Five Thirty Eight has been discussing the World Cup and their predictions based on what I can only assume is a fancy-pants Bayesian statistical model (done in Excel, natch).

A few days ago, Nate Silver his own self wrote a post on this topic. In trying to give it a counter-intuitive hook, the post got a little too cute for its own good. The headline sums up what’s wrong, but I understand that headlines are often written separately from article proper, so we might forgive statistical silliness up top. But the same statistical silliness makes an appearance in the body. Silver writes:

For instance, the probability of correctly identifying the winners in each of the first four knockout matches — Brazil over Chile, Colombia over Uruguay, the Netherlands over Mexico and Costa Rica over Greece — was about 23 percent, or one chance in 4.3. And the chance of going 12 for 12, as the FiveThirtyEight favorites have done so far, is just one in 75.

It’s an upset, in other words, when all the favorites prevail. On average, we’d have expected three or four upsets through this point in the knockout round.

How interesting! They’re favorites, but it’s still, somehow, a (huge) upset when they prevail! What gives?

What gives is that Silver is comparing a single outcome – all favorites prevail – to every other possible outcomes. With 12 games (8 in the first round, 4 in the second), there are possible outcomes.

(As often happens to me with counting problems like this, I came up with that answer fairly quickly, then immediately doubted the assumptions that led me to this answer were correct.
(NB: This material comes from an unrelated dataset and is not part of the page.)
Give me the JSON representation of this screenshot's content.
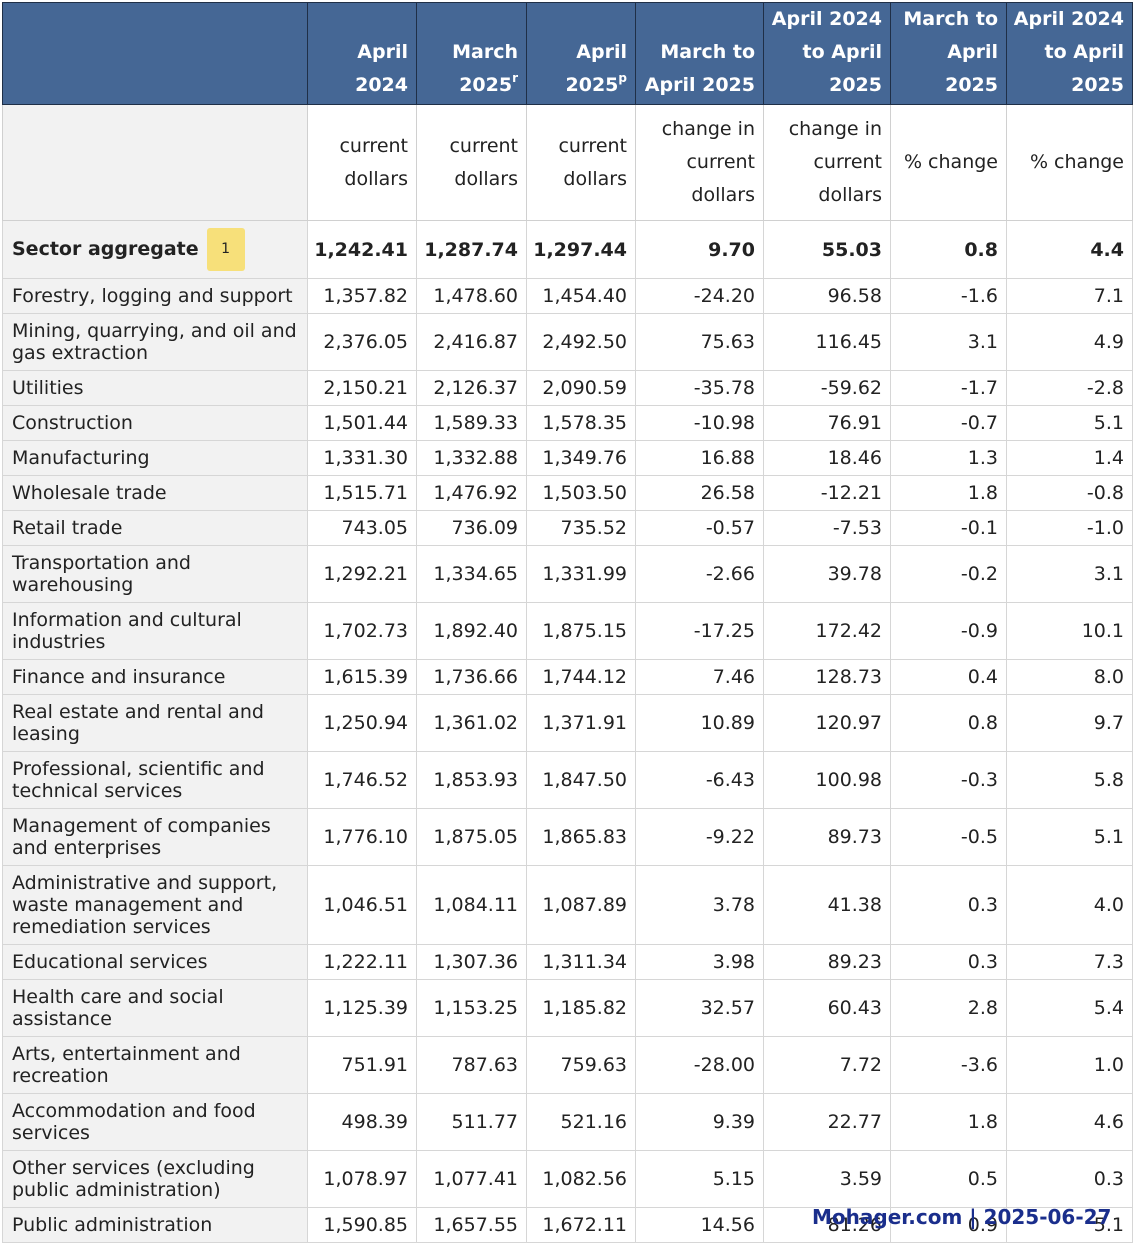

Specifically, I was worried that I was somehow counting second round outcomes that were ruled out by first round outcomes (e.g., Brazil winning in the second round after losing in the first round). I’m pretty sure is right, though, and we can spell out a slightly simplified version to see why.

Suppose the semi-finals feature, say, Germany vs Brazil in one game and Argentina vs Holland in the other. Call this ’round one’ and call the final ’round two.’ Using my logic, there should be possible outcomes in these three games, and indeed there are. Listing all possible combinations of winners: (1) Brazil, Argentina, Brazil; (2) Brazil, Argentina, Argentina; (3) Brazil, Holland, Brazil; (4) Brazil, Holland, Holland; (5) Germany, Argentina, Germany; (6) Germany, Argentina, Argentina; (7) Germany, Holland, Germany; (8) Germany, Holland, Holland.

We could, in theory, list out all the possibilities for the rounds with 8 and 4 games – the real rounds one and two – to get the number of possible outcomes stated above, .)

Okay, so, when Silver says that the teams that have won so far were all favorites, he was saying that the single outcome we’ve observed is the single most probable outcome. If it weren’t the most probably single outcome, then at least one team that won wouldn’t have been a favorite.

On the other hand, when he says that it’s an upset that all the favorites have won, he’s saying that the this single most probable outcome is less probable than the sum of the probabilities of all of the other possible outcomes.

Given that there are 4095 other possible outcomes, the favorites would have to have been favored to an absurd degree for the sum total of all other outcomes to be less probable.

The point being that it’s not particularly interesting to compare the single outcome of all favorites winning to every possible other outcome. It gets you a catchy headline, I guess, but it doesn’t provide any useful insight into how the tournament is playing out.